- [Task brief] Look through the lines below for the word "Goods", and copy every line that has it.

- [Given data]
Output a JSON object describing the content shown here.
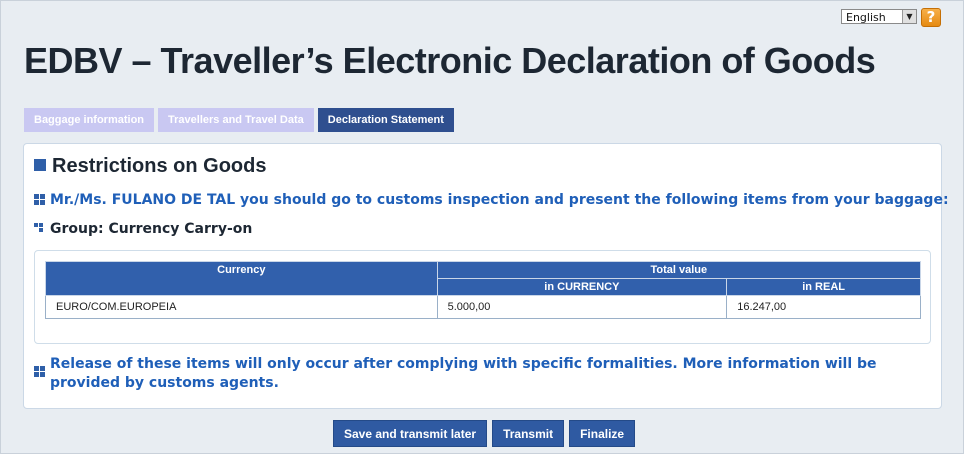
{
  "header": {
    "language": {
      "selected": "English"
    },
    "help_icon": "question-mark-icon",
    "title": "EDBV – Traveller’s Electronic Declaration of Goods"
  },
  "tabs": [
    {
      "label": "Baggage information",
      "active": false
    },
    {
      "label": "Travellers and Travel Data",
      "active": false
    },
    {
      "label": "Declaration Statement",
      "active": true
    }
  ],
  "section": {
    "title": "Restrictions on Goods",
    "inspection_message": "Mr./Ms. FULANO DE TAL you should go to customs inspection and present the following items from your baggage:",
    "group_label": "Group: Currency Carry-on",
    "table": {
      "headers": {
        "currency": "Currency",
        "total_value": "Total value",
        "in_currency": "in CURRENCY",
        "in_real": "in REAL"
      },
      "rows": [
        {
          "currency": "EURO/COM.EUROPEIA",
          "in_currency": "5.000,00",
          "in_real": "16.247,00"
        }
      ]
    },
    "release_message": "Release of these items will only occur after complying with specific formalities. More information will be provided by customs agents."
  },
  "actions": {
    "save_later": "Save and transmit later",
    "transmit": "Transmit",
    "finalize": "Finalize"
  },
  "colors": {
    "primary": "#2f5aa2",
    "inactive_tab": "#c9c8f2",
    "link_text": "#1f5fb8",
    "help_orange": "#f0a030"
  }
}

- [Response to this exercise]
    "title": "EDBV – Traveller’s Electronic Declaration of Goods"
    "title": "Restrictions on Goods",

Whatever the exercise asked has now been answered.